**What is needed:**
Look through the data below. Show each line where the string "this" occurs.

'''

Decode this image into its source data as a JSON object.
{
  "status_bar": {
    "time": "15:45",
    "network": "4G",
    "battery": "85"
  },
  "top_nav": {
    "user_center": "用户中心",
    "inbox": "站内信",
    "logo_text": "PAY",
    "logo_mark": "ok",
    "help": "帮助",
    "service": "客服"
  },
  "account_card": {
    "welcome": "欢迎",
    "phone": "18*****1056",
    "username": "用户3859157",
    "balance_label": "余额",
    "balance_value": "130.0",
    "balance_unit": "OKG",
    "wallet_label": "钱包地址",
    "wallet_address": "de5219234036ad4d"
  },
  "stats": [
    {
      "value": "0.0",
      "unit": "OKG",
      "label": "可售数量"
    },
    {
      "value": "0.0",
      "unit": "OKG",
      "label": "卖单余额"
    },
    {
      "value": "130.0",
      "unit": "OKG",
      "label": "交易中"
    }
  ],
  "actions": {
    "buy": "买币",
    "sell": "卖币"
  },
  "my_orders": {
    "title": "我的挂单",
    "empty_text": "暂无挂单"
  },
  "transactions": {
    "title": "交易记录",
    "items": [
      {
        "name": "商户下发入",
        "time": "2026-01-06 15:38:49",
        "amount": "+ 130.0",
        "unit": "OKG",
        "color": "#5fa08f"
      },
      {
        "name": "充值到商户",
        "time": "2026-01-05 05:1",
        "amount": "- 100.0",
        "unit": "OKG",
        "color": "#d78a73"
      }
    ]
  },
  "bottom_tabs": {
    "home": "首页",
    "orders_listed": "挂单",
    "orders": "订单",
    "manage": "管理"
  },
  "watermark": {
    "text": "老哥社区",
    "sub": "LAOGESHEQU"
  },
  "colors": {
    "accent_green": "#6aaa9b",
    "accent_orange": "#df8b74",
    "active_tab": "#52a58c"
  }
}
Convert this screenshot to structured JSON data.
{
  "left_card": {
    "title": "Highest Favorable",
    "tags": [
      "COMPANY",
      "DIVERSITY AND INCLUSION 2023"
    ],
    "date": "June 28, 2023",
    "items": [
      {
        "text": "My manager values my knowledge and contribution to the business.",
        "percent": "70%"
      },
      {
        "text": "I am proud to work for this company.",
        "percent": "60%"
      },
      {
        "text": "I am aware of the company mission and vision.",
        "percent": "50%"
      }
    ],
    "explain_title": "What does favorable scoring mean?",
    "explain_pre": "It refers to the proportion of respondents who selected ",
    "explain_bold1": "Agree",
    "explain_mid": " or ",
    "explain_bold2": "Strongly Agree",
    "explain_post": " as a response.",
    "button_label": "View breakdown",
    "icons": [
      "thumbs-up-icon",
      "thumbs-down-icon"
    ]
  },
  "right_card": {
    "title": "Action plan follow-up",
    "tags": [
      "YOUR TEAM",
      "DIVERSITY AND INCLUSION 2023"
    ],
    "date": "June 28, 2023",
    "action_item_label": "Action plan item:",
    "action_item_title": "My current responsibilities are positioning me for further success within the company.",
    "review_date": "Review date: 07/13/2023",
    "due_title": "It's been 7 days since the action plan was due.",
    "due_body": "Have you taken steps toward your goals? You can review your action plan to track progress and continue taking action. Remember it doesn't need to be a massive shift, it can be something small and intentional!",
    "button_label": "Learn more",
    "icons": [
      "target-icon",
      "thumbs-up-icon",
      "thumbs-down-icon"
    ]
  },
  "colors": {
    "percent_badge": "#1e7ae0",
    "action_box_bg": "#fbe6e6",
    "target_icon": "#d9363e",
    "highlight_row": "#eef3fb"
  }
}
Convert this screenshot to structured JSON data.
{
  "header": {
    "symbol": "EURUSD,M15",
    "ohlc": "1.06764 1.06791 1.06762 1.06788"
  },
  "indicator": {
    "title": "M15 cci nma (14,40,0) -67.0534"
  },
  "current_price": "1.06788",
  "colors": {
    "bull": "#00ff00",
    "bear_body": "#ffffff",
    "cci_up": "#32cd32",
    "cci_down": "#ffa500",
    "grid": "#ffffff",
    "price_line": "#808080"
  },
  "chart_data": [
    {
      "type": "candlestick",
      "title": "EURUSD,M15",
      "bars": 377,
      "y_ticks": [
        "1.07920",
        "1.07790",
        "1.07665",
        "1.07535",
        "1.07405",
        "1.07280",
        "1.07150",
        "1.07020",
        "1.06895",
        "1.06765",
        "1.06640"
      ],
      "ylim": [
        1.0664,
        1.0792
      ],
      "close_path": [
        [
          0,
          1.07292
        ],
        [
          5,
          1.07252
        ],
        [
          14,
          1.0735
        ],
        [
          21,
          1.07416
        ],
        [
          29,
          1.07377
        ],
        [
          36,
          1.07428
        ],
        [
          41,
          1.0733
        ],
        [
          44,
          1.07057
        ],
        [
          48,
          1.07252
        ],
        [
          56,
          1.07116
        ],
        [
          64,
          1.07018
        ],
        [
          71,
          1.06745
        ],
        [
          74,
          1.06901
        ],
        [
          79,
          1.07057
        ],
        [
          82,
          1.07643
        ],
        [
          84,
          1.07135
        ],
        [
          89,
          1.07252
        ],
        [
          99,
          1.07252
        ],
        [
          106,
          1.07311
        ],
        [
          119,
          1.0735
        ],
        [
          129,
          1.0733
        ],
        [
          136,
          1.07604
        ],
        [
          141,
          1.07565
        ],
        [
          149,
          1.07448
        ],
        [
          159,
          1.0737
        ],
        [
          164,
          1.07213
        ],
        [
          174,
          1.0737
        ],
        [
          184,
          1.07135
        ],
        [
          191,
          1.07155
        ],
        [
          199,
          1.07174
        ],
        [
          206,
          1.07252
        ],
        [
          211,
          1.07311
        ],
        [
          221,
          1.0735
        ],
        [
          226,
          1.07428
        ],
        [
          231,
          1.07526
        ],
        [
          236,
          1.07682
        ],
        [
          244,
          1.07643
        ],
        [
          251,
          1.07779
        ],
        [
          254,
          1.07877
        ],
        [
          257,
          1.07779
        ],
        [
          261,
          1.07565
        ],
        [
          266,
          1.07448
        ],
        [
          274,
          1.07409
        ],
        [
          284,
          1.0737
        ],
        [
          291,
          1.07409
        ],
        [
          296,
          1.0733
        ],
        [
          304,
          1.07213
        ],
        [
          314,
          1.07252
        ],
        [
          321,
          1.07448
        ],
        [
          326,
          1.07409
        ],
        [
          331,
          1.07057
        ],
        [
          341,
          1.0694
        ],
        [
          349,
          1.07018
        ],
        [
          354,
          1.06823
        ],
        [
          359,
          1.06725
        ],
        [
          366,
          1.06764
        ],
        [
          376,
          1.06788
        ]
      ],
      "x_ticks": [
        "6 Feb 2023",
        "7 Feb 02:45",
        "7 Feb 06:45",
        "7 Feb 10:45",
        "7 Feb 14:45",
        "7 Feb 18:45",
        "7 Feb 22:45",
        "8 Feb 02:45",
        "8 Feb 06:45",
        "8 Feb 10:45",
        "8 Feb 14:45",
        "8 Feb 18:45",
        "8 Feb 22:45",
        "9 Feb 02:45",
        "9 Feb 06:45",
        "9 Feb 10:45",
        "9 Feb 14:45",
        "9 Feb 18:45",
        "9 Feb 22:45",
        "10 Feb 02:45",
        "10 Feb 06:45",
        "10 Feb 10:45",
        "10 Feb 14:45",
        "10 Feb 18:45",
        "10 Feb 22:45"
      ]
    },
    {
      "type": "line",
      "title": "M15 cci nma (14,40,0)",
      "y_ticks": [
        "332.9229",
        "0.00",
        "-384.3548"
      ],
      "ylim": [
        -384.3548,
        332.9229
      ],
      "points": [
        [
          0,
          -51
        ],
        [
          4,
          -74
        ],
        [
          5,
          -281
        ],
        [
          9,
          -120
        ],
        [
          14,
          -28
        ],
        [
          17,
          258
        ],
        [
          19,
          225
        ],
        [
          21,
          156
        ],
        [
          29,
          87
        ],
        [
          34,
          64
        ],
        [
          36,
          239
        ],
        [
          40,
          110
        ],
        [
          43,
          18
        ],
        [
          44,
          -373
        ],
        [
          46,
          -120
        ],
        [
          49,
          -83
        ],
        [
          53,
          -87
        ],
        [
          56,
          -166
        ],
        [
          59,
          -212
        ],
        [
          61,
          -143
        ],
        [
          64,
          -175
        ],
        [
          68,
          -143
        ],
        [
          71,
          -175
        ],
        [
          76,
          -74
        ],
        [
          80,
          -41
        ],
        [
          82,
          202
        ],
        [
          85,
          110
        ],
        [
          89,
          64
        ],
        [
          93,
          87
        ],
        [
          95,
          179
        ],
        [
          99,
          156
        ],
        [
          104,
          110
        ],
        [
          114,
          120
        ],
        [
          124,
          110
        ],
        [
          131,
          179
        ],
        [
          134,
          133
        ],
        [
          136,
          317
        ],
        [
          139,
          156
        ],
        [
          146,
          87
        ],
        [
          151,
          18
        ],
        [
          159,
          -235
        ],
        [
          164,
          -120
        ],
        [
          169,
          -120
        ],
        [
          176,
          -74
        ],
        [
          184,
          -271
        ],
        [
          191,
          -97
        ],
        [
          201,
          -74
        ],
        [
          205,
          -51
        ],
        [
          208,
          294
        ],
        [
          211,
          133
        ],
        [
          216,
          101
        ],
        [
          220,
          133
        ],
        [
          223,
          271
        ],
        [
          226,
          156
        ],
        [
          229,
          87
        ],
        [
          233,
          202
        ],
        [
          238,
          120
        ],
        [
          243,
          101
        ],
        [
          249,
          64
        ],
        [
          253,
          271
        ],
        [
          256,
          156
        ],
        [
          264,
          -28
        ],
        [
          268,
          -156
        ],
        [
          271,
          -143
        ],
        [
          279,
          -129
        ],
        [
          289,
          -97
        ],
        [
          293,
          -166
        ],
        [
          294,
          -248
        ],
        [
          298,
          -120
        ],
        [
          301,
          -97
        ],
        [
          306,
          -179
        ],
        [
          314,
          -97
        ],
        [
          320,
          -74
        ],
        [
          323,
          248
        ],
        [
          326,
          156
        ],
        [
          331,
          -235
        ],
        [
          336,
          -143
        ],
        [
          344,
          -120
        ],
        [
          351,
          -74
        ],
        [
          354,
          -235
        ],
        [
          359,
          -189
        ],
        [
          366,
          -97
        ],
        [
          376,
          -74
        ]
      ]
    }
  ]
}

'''

**Written answer:**
Decode this image into its source data as a JSON object.
Convert this screenshot to structured JSON data.
        "text": "I am proud to work for this company.",
Convert this screenshot to structured JSON data.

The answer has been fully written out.